Scientist: Dave Whitall - (pronounced "white-all")

Dead Zone-Solutions

Dead Zone-Solutions
Off the coast of Louisiana there's a region of ocean the size of the state of New Jersey that's virtually devoid of life.

Transcript:
Dead Zone - Solutions

Music; Ambience: Waves, gentle

It's called "The Dead Zone" - a large stretch of ocean just off the coast of Louisiana. Virtually nothing lives or grows here because of the lack of oxygen in the water. I'm Jim Metzner and this is the Pulse of the Planet. There are lots of other bodies of water with low oxygen around the world, but none quite so large as the Dead Zone. Excessive amounts of nutrients in the water cause microscopic plants to bloom, die and use up all the oxygen.

Whitall: Nutrients come from a variety of sources, especially nitrogen, and it really comes from a lot of different sources within the landscape.

Dr. Dave Whitall is with the National Oceanic and Atmospheric Administration's Center for Coastal Monitoring and Assessment.

Whitall: The primary source of nitrogen in the Gulf of Mexico watershed is agriculture, so runoff from chemical fertilizers used to grow crops as well as from manure from animal production. But there's also other sources of nitrogen, such as human waste that gets processed through wastewater treatment plants. There's a component of air pollution, so our car exhaust and our power plant exhaust eventually come back down to Earth. There's nitrogen involved in that. So, it really is a multiple source pollutant that makes management of this problem a lot more difficult than if it was just coming from one source. For example, agriculture, one solution would be just to apply less chemical fertilizer in the watershed. Of course, that's going to have impacts in terms of the productivity of the area. You can't, obviously, stop using fertilizer, or your crops won't grow. But there's certain management practices, such as making sure to apply your fertilizer at the correct time of year. There's different crop practices in terms of when you plow your fields that can reduce the amount of nitrogen that make it into the river. There's really a variety of ways that you can reduce nitrogen and phosphorous, and as those nutrients go down, we would also expect the dead zone to decrease in size.

We'll hear more on the Dead Zone in future programs.
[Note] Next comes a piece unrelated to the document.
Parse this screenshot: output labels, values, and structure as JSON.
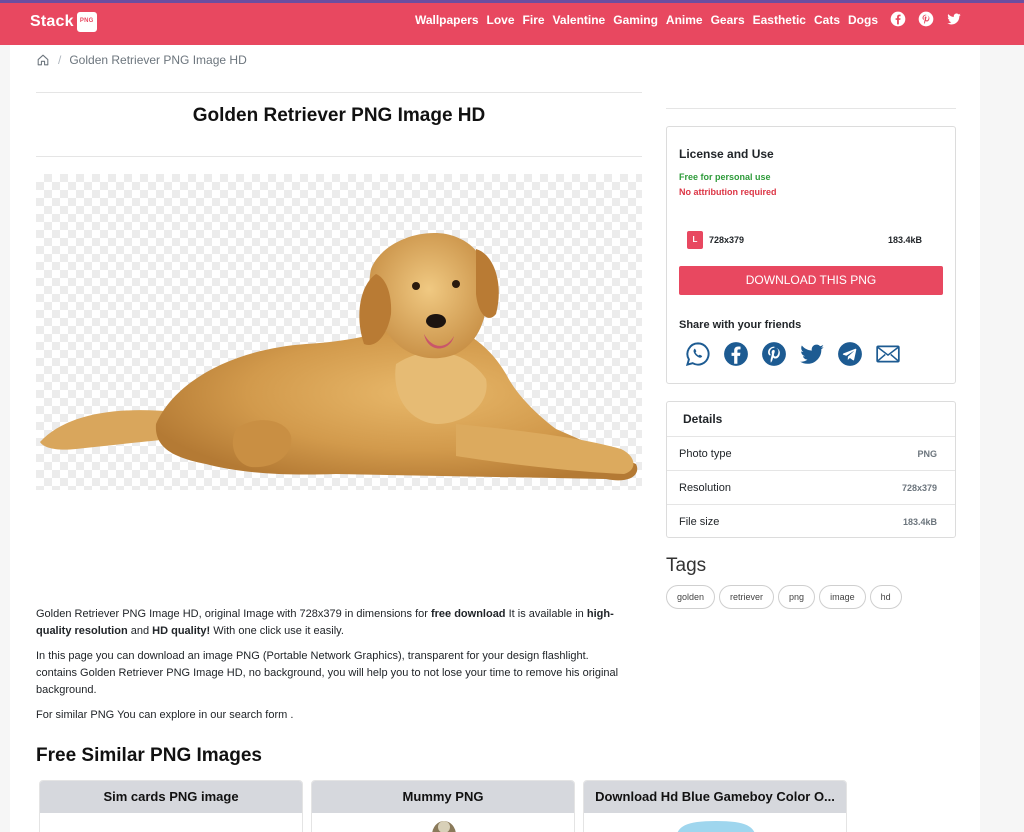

Pulse of the Planet is made possible by the National Science Foundation. I'm Jim Metzner.